John Kendrick, Summer Fellow, Washington Legal Foundation*
Today, the U.S. Senate Judiciary Committee is holding a hearing titled, “Barriers to Justice and Accountability: How the Supreme Court’s Recent Rulings Will Affect Corporate Behavior.” The hearing seems designed to advance the notion that the Supreme Court is biased toward free enterprise. When making this accusation, critics point to specific, high-profile decisions that have been decided favorably toward the business side of the issue, such as Citizens United, or more recently, Wal-Mart v. Dukes.
Many in the media have regretfully bought into this theory, and have utilized raw numbers to make their point. For instance, The Economist noted that by their count the Chamber of Commerce won in about 56% of the cases it got involved in from 1994-2005, but under the Roberts Court from 2006-2010, its success rate was 68%. A recent study by several academics also claimed to find a similar trend; the Roberts court has ruled in a “pro-business fashion” 61% of the time, compared to 51% under Rehnquist, 47% under Burger, and 29% under Warren. Citing these trends, critics accuse the court of being reflexively pro-business. They are wrong.
Before disproving this argument on its own terms, it is important to realize that the metric by which the critics judge the court is unreasonable. The idea that the Court can be described as “pro-business” or “anti-business” based on the number cases won and lost is preposterous. There is absolutely no reason to assume that in a “fair” world, the Court would rule in favor of business exactly half the time. Instead, the court evaluates each case based on the law and the strength of the competing arguments.

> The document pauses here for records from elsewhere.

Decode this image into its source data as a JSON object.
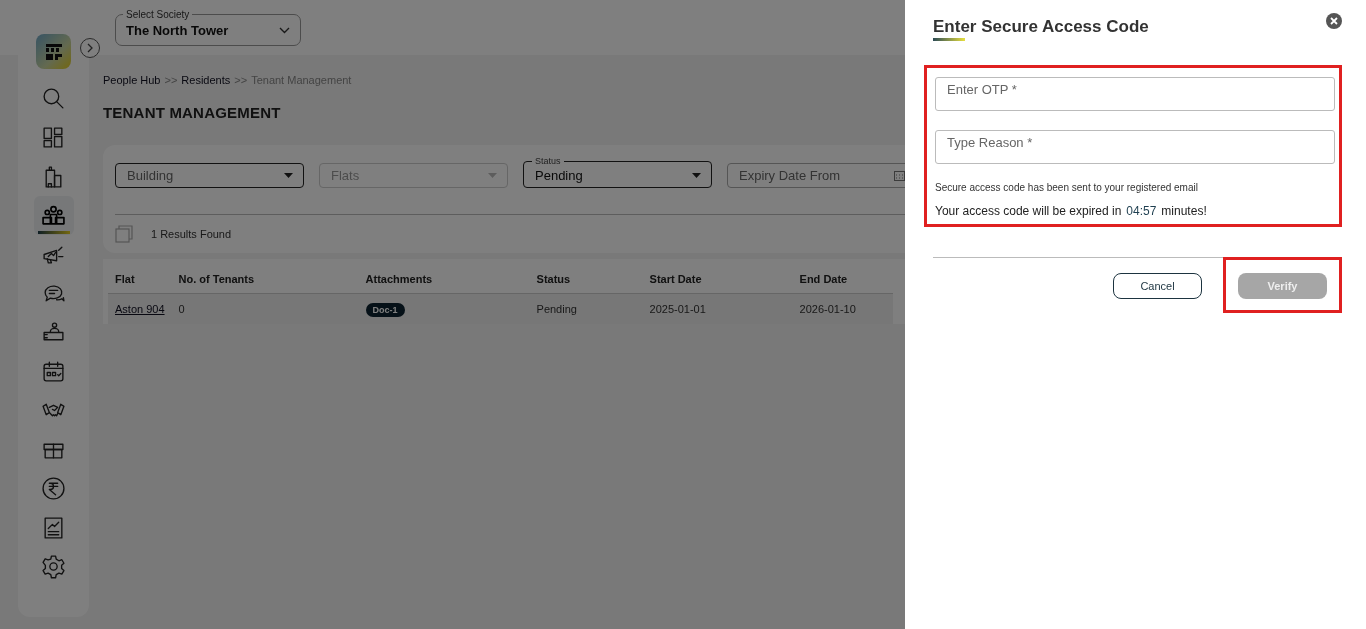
{
  "sidebar": {
    "items": [
      {
        "kind": "search",
        "selected": false
      },
      {
        "kind": "dashboard",
        "selected": false
      },
      {
        "kind": "building",
        "selected": false
      },
      {
        "kind": "people",
        "selected": true
      },
      {
        "kind": "megaphone",
        "selected": false
      },
      {
        "kind": "chat",
        "selected": false
      },
      {
        "kind": "reception",
        "selected": false
      },
      {
        "kind": "calendar",
        "selected": false
      },
      {
        "kind": "handshake",
        "selected": false
      },
      {
        "kind": "parcel",
        "selected": false
      },
      {
        "kind": "rupee",
        "selected": false
      },
      {
        "kind": "report",
        "selected": false
      },
      {
        "kind": "settings",
        "selected": false
      }
    ]
  },
  "society_select": {
    "label": "Select Society",
    "value": "The North Tower"
  },
  "breadcrumb": [
    {
      "kind": "link",
      "text": "People Hub"
    },
    {
      "kind": "separator",
      "text": ">>"
    },
    {
      "kind": "link",
      "text": "Residents"
    },
    {
      "kind": "separator",
      "text": ">>"
    },
    {
      "kind": "current",
      "text": "Tenant Management"
    }
  ],
  "page_title": "TENANT MANAGEMENT",
  "filters": [
    {
      "kind": "select",
      "placeholder": "Building",
      "disabled": false
    },
    {
      "kind": "select",
      "placeholder": "Flats",
      "disabled": true
    },
    {
      "kind": "select",
      "label": "Status",
      "value": "Pending",
      "disabled": false
    },
    {
      "kind": "date",
      "placeholder": "Expiry Date From",
      "disabled": false
    }
  ],
  "results_count": "1 Results Found",
  "table": {
    "columns": [
      "Flat",
      "No. of Tenants",
      "Attachments",
      "Status",
      "Start Date",
      "End Date"
    ],
    "rows": [
      {
        "cells": [
          {
            "kind": "link",
            "text": "Aston 904"
          },
          {
            "kind": "text",
            "text": "0"
          },
          {
            "kind": "badge",
            "text": "Doc-1"
          },
          {
            "kind": "text",
            "text": "Pending"
          },
          {
            "kind": "text",
            "text": "2025-01-01"
          },
          {
            "kind": "text",
            "text": "2026-01-10"
          }
        ]
      }
    ]
  },
  "drawer": {
    "open": true,
    "title": "Enter Secure Access Code",
    "form_highlighted": true,
    "fields": [
      {
        "placeholder": "Enter OTP *"
      },
      {
        "placeholder": "Type Reason *"
      }
    ],
    "info": "Secure access code has been sent to your registered email",
    "expiry_before": "Your access code will be expired in",
    "timer": "04:57",
    "expiry_after": "minutes!",
    "buttons": [
      {
        "kind": "cancel",
        "label": "Cancel",
        "disabled": false,
        "highlighted": false
      },
      {
        "kind": "verify",
        "label": "Verify",
        "disabled": true,
        "highlighted": true
      }
    ]
  }
}
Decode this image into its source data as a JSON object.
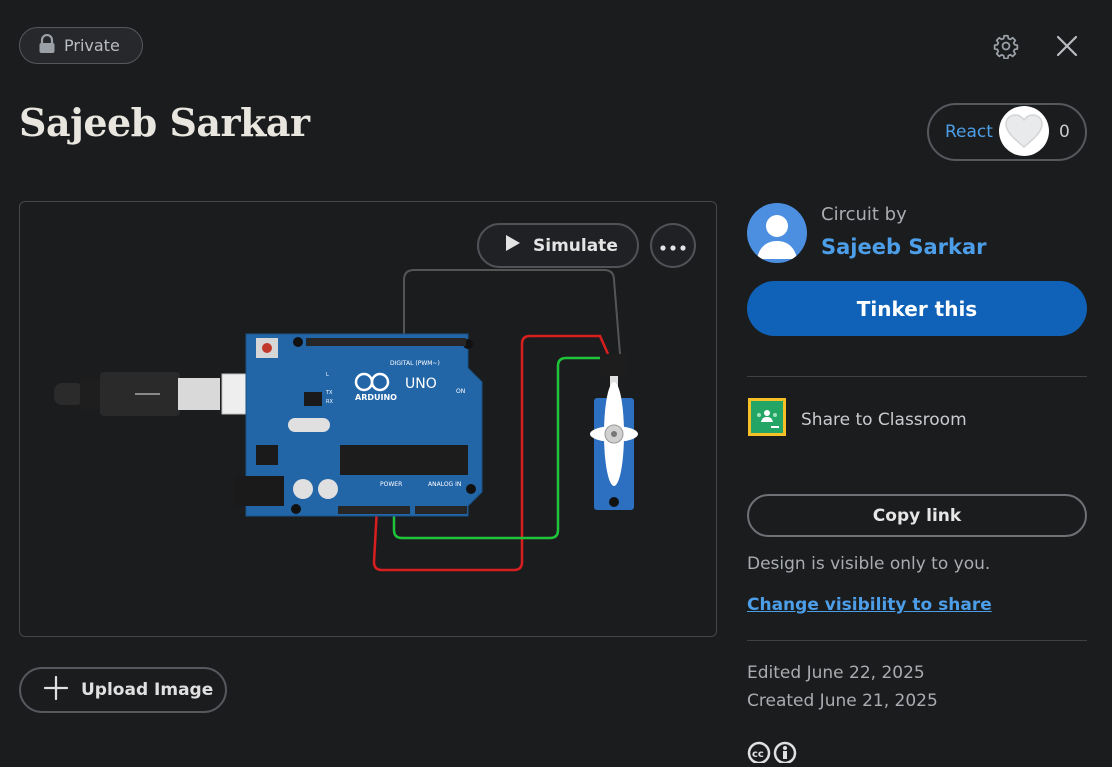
{
  "header": {
    "visibility_label": "Private",
    "title": "Sajeeb Sarkar",
    "react_label": "React",
    "react_count": "0",
    "icons": [
      "lock-icon",
      "gear-icon",
      "close-icon",
      "heart-icon"
    ]
  },
  "canvas": {
    "simulate_label": "Simulate",
    "board_brand": "ARDUINO",
    "board_model": "UNO",
    "board_digital_label": "DIGITAL (PWM~)",
    "board_power_label": "POWER",
    "board_analog_label": "ANALOG IN",
    "board_on_label": "ON",
    "board_tx_label": "TX",
    "board_rx_label": "RX",
    "board_l_label": "L",
    "wire_colors": {
      "signal": "#1fc43a",
      "power": "#d81f1f",
      "ground": "#4a4a4a"
    }
  },
  "upload_label": "Upload Image",
  "sidebar": {
    "circuit_by": "Circuit by",
    "author": "Sajeeb Sarkar",
    "tinker_label": "Tinker this",
    "share_classroom": "Share to Classroom",
    "copy_link": "Copy link",
    "visibility_note": "Design is visible only to you.",
    "change_visibility": "Change visibility to share",
    "edited": "Edited June 22, 2025",
    "created": "Created June 21, 2025"
  },
  "colors": {
    "accent": "#0f62b7",
    "link": "#4d9ee8",
    "background": "#1b1c1e"
  }
}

At Washington Legal Foundation’s media briefing on the Court term yesterday, former Assistant Attorney General and Acting Attorney General Peter Keisler made just this point, saying that assessing a case based on the identity of the litigant was a “completely inaccurate description of how judges think about their work.”
But even accepting, arguendo, that raw numbers can reflect the Court’s pro- or anti-business leanings, the evidence is mixed at best. As noted by WLF’s Chief Counsel Rich Samp at yesterday’s WLF briefing, in the most recent Supreme Court term, there were 27 cases in which the business community had an interest. Of these, the business litigant achieved 13 “victories” and 13 “losses” (with one “tie”).
Looking behind the numbers further refutes accusations of business predisposition. Of the cases decided in favor of the business community, most concern procedural rules. (The recent Wal-Mart ruling is a perfect example of this). As Keisler noted, when the issue before the court is the merits of a plaintiff’s actual claim against a business (rather than whether the plaintiff was abusing procedural rules), the justices are far more receptive to the plaintiff’s arguments – the procedural ruling in Wal-Mart was the only discrimination case that business interests won last term.
No doubt, politicians such as those pounding their gavels (and shoes) at today’s Judiciary Committee hearing will be unmoved by explanations that go beyond the numbers, for they are seeking to make political, not legal or logical, points. And as a group that advances the cause of free enterprise, WLF is not troubled if its perspective on the law is embraced by the nation’s highest court. But we find claims of institutional bias among the justices as unfounded and deeply troubling to the notion of judges as neutral arbiters.
Click here to watch WLF’s entire wrap-up on the Supreme Court term, featuring Samp and Keisler, as well as Dick Thornburgh (K&L Gates) and Patty Millett (Akin Gump).
*John will be entering his senior year this fall at William & Mary.
Image Source Page: http://www.internetmonk.com/archive/a-paint-by-numbers-life